Competitors- “price weapon” (price war)
Small Market (5-7% usage of cruises)
External Environment
Cruise Line Industry - Mature
Competitors
Royal Caribbean Cruise Lines
Disney Cruise Line
Norwegian Cruise Lines
North American macro environment
Macro Environment Analysis
Political Forces
Little-to-no effect next 3-5 years
Debt for Capital Trade - 1991 Bahamian govt.
Persian Gulf War
Economic Forces
Airfare price increase
Fuel price increase
Social Forces
Cruises becoming more well-known
More family oriented
Thus, higher trend of consumers
Technological Forces
Creating new ships that are faster and cheaper to produce
Ecological Forces
Little-to-no side effects the next 3-5 years
Legal Forces
Cautious of labor & hours
Cruise lines have been attacked by unions in the past
Degree of Rivary
HIGH
Power of Suppliers
Little Above Average
Power of Buyers
Low Buyer Concentration
Low Importance of Volume
Low switching costs
Threat of Substitutes
High
Threat of New Entrants
Low
Summary
VALUE CURVE
Porter's five forces
High Exit Barriers
High Fixed Costs/Value Added
Low switching costs for buyers
Somewhat Fragmented Industry- Higher price competiton
Shipbuilders, crew, entertainers, travel agents, fuel, food & beverages
Low threat of forward integration
High switching costs
Little below average
Low switching costs
Buyers are highly inclined to switch to substitutes
Land based vacations, all inclusive resorts, day trips, cross country trips
High rate of mergers & acquisitions
High cost advantage
Learning curve advantage
Established brand equity
Moderately Attractive Industry
Believe it to increase in future
More mergers & acquisitions
More concentrated industry = less price competition
Strong Capital
Marketing
Travel Agent Relationships
Good Service
Key
Success Factors
Opportunities
Exploding Asian market
93% of US has never cruised
Enter new markets by acquiring smaller companies already established in that market
New destinations in established markets
Increase berth capacity
Expand luxury liners
Threats
Raising cost of fuel
Raising airfare costs
Cruise market’s declining margins & slower growth
Natural disasters
Competition mergers
Substitutes - land based resorts, day trips, cross country trips, etc.
Conclusion
Mature stage, yet creates profit for companies already in
Limited growth with market share being dominated
Current companies = leaders
More acquisitions to come
New Business Strategy
New Mission:
Same
Generic Strategies
Current: Broad Low Cost Leadership
Change to: Focused Differentiation
Market Position
Leader
Pursue Stabilization
Generating Strategic Alternatives
3 Best alternatives
1) Create an image of improved customer focus by implementing a strong loyalty program as well as a company culture focused on customer’s safety.

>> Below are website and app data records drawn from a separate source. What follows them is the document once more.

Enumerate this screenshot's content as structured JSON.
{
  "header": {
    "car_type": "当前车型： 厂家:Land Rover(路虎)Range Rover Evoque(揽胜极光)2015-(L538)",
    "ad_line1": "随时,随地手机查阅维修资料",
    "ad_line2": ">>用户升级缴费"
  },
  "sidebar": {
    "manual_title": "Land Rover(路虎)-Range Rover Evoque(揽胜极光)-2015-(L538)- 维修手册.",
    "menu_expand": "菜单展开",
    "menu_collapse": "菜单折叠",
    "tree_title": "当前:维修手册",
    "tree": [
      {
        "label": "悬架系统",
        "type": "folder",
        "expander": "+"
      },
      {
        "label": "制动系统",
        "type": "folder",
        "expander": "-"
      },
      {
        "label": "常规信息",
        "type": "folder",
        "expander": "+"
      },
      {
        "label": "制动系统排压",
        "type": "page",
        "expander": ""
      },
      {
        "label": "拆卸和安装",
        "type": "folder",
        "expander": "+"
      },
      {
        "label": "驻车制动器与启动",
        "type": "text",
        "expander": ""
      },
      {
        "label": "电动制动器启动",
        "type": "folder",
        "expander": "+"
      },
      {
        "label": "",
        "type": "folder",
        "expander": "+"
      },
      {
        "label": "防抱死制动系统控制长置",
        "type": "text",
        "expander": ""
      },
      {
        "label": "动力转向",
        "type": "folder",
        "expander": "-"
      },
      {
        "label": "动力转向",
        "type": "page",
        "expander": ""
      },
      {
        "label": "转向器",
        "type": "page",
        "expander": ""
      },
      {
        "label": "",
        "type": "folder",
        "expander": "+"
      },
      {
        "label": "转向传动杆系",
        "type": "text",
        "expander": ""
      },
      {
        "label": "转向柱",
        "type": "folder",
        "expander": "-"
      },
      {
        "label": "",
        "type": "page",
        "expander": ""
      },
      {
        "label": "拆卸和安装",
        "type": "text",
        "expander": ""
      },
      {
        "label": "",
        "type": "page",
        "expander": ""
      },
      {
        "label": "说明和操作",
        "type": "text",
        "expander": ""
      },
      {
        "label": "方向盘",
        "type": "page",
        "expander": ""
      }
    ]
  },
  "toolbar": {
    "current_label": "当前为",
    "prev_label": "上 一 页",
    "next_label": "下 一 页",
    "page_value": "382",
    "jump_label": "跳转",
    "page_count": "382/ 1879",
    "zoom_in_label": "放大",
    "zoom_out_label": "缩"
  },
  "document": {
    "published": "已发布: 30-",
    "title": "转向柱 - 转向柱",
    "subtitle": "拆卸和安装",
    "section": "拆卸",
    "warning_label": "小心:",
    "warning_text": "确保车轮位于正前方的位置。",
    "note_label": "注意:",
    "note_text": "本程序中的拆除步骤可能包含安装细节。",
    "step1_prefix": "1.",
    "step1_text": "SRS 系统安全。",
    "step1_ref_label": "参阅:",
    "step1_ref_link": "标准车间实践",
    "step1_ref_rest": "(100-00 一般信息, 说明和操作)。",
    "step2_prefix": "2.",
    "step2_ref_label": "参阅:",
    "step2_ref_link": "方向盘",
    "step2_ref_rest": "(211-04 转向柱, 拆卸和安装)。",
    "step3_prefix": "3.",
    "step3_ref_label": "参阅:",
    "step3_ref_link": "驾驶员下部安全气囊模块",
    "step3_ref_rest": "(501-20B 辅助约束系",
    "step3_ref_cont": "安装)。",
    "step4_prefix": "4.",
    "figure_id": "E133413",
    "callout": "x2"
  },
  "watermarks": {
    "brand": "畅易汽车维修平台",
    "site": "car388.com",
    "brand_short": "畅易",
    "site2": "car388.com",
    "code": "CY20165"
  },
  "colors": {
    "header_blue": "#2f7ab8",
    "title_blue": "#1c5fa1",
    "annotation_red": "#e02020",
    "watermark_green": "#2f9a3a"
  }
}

Consolidated Product Development
2) Reallocate the advertising budget to have a more concentrated focus on the higher end segments to increase margins while restricting capacity growth.

Market Penetration
3) Realign Carnival Corporation’s capacity increases towards high growth markets in Australia, Asia, and Germany, while restricting the market and raising prices in North America.
Market Development
Comparing
Recommendation
Alternative 3:
Realign Carnival Corporation’s capacity increases towards high growth markets in Australia, Asia, and Germany, while restricting the market and raising prices in North America.

Competitor
Reactions
Attempt to steal Carnival’s North American market share
Also attempt to enter in Carnival’s new markets
New Strategy
Arenas:
Focus in on Europe, Australia, and Asia
Vehicles:
Internal development, not many competitors, focus on new builds
Staging:
Fast growth in new markets
Differentiators:
No change
Economic Logic:
Low cost through volume, focusing on developing markets

Implementable?
Yes!
1) Overwhelming market presence
2) Access to large capital
Questions?
Full transcript